Learning emotional intelligence through service to others is important at every age.
Source: GIPHY

Volunteer service helps kids seek out and listen to what others need, connect with them, and create meaningful emotional connections. We can help them name all those feelings and get comfortable talking about them, help them better understand how their actions impact others, and help them process how service affects their own lives.

Teens lose half their brains in puberty, and what they do in their teen years matters.
Source: Reaction GIFs

With teens, it’s especially important to reinforce lessons of empathy and giving. The pre-teen and teenage brain goes through several (literally!) mind-blowing biological transformations, and things like regular volunteer service can help teens establish and feed life-long habits rooted in personal responsibility, empathy, and compassion.

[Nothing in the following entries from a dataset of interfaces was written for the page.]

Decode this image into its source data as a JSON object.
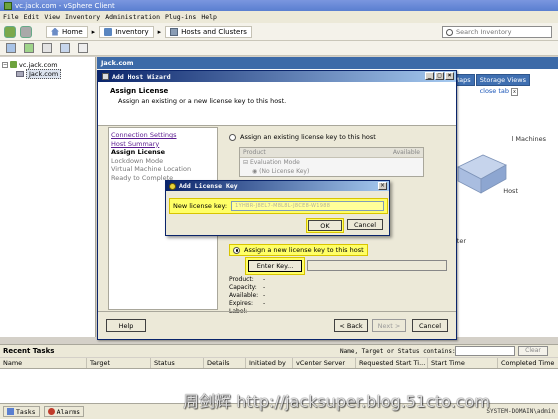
{
  "window": {
    "title": "vc.jack.com - vSphere Client"
  },
  "menu": [
    "File",
    "Edit",
    "View",
    "Inventory",
    "Administration",
    "Plug-ins",
    "Help"
  ],
  "breadcrumb": {
    "home": "Home",
    "inventory": "Inventory",
    "hosts": "Hosts and Clusters"
  },
  "search": {
    "placeholder": "Search Inventory"
  },
  "tree": {
    "root": "vc.jack.com",
    "datacenter": "Jack.com"
  },
  "background": {
    "header": "Jack.com",
    "tabs": [
      "Maps",
      "Storage Views"
    ],
    "close_tab": "close tab",
    "labels": {
      "machines": "l Machines",
      "host": "Host",
      "center": "ter"
    }
  },
  "wizard": {
    "title": "Add Host Wizard",
    "header_title": "Assign License",
    "header_subtitle": "Assign an existing or a new license key to this host.",
    "steps": [
      {
        "label": "Connection Settings",
        "state": "done"
      },
      {
        "label": "Host Summary",
        "state": "done"
      },
      {
        "label": "Assign License",
        "state": "current"
      },
      {
        "label": "Lockdown Mode",
        "state": "future"
      },
      {
        "label": "Virtual Machine Location",
        "state": "future"
      },
      {
        "label": "Ready to Complete",
        "state": "future"
      }
    ],
    "existing_option": "Assign an existing license key to this host",
    "table": {
      "col_product": "Product",
      "col_available": "Available",
      "group": "Evaluation Mode",
      "item": "(No License Key)"
    },
    "new_option": "Assign a new license key to this host",
    "enter_key_button": "Enter Key...",
    "details": [
      {
        "label": "Product:",
        "value": "-"
      },
      {
        "label": "Capacity:",
        "value": "-"
      },
      {
        "label": "Available:",
        "value": "-"
      },
      {
        "label": "Expires:",
        "value": "-"
      },
      {
        "label": "Label:",
        "value": "-"
      }
    ],
    "buttons": {
      "help": "Help",
      "back": "< Back",
      "next": "Next >",
      "cancel": "Cancel"
    }
  },
  "license_dialog": {
    "title": "Add License Key",
    "label": "New license key:",
    "value": "1YHBR-J8EL7-M8L8L-J8CE8-W1988",
    "ok": "OK",
    "cancel": "Cancel"
  },
  "recent_tasks": {
    "title": "Recent Tasks",
    "filter_label": "Name, Target or Status contains:",
    "clear": "Clear",
    "columns": [
      "Name",
      "Target",
      "Status",
      "Details",
      "Initiated by",
      "vCenter Server",
      "Requested Start Ti...",
      "Start Time",
      "Completed Time"
    ]
  },
  "statusbar": {
    "tasks": "Tasks",
    "alarms": "Alarms",
    "user": "SYSTEM-DOMAIN\\admin"
  },
  "watermark": "周剑辉 http://jacksuper.blog.51cto.com"
}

Showing kids and teens in real, concrete terms how their actions affect others can be challenging, but it’s also vital. Service helps make those lessons easy and positive.

We’ve created a simple challenge for kids and teens of all ages to help you get started.
Source: Gifer

A Little #GivingChallenge is designed to help young people of all ages reflect on these things simply and easily, so the lessons stick, reinforcing pathways in the brain that support empathy and kindness.

With A Little #GivingChallenge, we’ve taken out all the guesswork to help you get started. Three days for kids and teens to give back in three different ways, with three concrete actions.

 

A Little #GivingChallenge

  • Day 1: Help your family
  • Day 2: Do something kind for a teacher, friend, or neighbor
  • Day 3: Give back to your community

 

With our downloadable quick guide, you’ll get ideas for each day of the challenge and a place where kids can reflect on why they chose a particular activity. This moment of reflection is super important, as it’s what builds those pathways in the brain that help kids process and retain these lessons of empathy, service, and kindness.

Download the PDF here!